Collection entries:
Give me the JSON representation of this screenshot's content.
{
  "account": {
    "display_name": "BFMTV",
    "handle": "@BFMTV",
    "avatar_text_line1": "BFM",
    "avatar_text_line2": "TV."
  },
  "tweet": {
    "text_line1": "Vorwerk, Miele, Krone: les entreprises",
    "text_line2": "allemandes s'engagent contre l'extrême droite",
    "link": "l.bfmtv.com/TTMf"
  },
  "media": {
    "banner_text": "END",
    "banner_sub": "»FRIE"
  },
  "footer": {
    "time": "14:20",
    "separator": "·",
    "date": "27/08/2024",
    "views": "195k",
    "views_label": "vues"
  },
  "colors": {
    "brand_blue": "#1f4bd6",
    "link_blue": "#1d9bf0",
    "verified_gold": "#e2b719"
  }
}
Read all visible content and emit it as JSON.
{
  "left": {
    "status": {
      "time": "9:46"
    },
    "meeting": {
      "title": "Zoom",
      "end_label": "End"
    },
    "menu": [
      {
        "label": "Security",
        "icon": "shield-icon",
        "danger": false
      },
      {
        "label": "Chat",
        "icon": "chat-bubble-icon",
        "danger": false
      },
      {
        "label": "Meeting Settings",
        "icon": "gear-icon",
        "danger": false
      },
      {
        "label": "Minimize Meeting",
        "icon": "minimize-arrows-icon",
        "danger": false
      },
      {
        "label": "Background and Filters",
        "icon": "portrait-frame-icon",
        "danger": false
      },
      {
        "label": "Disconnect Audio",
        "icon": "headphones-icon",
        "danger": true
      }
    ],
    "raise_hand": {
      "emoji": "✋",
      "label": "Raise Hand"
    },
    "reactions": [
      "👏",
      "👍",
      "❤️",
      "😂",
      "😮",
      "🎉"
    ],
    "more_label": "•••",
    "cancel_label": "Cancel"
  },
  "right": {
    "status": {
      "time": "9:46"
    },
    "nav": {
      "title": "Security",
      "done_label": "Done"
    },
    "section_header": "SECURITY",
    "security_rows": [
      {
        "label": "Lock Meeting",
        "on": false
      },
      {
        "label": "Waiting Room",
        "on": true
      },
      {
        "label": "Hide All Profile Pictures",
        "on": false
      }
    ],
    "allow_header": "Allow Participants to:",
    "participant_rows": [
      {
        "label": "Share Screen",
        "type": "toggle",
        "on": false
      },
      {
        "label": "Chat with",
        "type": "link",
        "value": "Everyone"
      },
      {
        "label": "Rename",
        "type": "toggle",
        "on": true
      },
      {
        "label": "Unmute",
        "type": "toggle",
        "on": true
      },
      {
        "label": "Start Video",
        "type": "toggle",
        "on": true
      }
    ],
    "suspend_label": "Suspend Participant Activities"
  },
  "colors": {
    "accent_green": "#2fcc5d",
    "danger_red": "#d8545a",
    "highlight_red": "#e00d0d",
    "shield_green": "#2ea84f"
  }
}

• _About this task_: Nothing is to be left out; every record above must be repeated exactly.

• _Answer section_:
Give me the JSON representation of this screenshot's content.
{
  "account": {
    "display_name": "BFMTV",
    "handle": "@BFMTV",
    "avatar_text_line1": "BFM",
    "avatar_text_line2": "TV."
  },
  "tweet": {
    "text_line1": "Vorwerk, Miele, Krone: les entreprises",
    "text_line2": "allemandes s'engagent contre l'extrême droite",
    "link": "l.bfmtv.com/TTMf"
  },
  "media": {
    "banner_text": "END",
    "banner_sub": "»FRIE"
  },
  "footer": {
    "time": "14:20",
    "separator": "·",
    "date": "27/08/2024",
    "views": "195k",
    "views_label": "vues"
  },
  "colors": {
    "brand_blue": "#1f4bd6",
    "link_blue": "#1d9bf0",
    "verified_gold": "#e2b719"
  }
}
Read all visible content and emit it as JSON.
{
  "left": {
    "status": {
      "time": "9:46"
    },
    "meeting": {
      "title": "Zoom",
      "end_label": "End"
    },
    "menu": [
      {
        "label": "Security",
        "icon": "shield-icon",
        "danger": false
      },
      {
        "label": "Chat",
        "icon": "chat-bubble-icon",
        "danger": false
      },
      {
        "label": "Meeting Settings",
        "icon": "gear-icon",
        "danger": false
      },
      {
        "label": "Minimize Meeting",
        "icon": "minimize-arrows-icon",
        "danger": false
      },
      {
        "label": "Background and Filters",
        "icon": "portrait-frame-icon",
        "danger": false
      },
      {
        "label": "Disconnect Audio",
        "icon": "headphones-icon",
        "danger": true
      }
    ],
    "raise_hand": {
      "emoji": "✋",
      "label": "Raise Hand"
    },
    "reactions": [
      "👏",
      "👍",
      "❤️",
      "😂",
      "😮",
      "🎉"
    ],
    "more_label": "•••",
    "cancel_label": "Cancel"
  },
  "right": {
    "status": {
      "time": "9:46"
    },
    "nav": {
      "title": "Security",
      "done_label": "Done"
    },
    "section_header": "SECURITY",
    "security_rows": [
      {
        "label": "Lock Meeting",
        "on": false
      },
      {
        "label": "Waiting Room",
        "on": true
      },
      {
        "label": "Hide All Profile Pictures",
        "on": false
      }
    ],
    "allow_header": "Allow Participants to:",
    "participant_rows": [
      {
        "label": "Share Screen",
        "type": "toggle",
        "on": false
      },
      {
        "label": "Chat with",
        "type": "link",
        "value": "Everyone"
      },
      {
        "label": "Rename",
        "type": "toggle",
        "on": true
      },
      {
        "label": "Unmute",
        "type": "toggle",
        "on": true
      },
      {
        "label": "Start Video",
        "type": "toggle",
        "on": true
      }
    ],
    "suspend_label": "Suspend Participant Activities"
  },
  "colors": {
    "accent_green": "#2fcc5d",
    "danger_red": "#d8545a",
    "highlight_red": "#e00d0d",
    "shield_green": "#2ea84f"
  }
}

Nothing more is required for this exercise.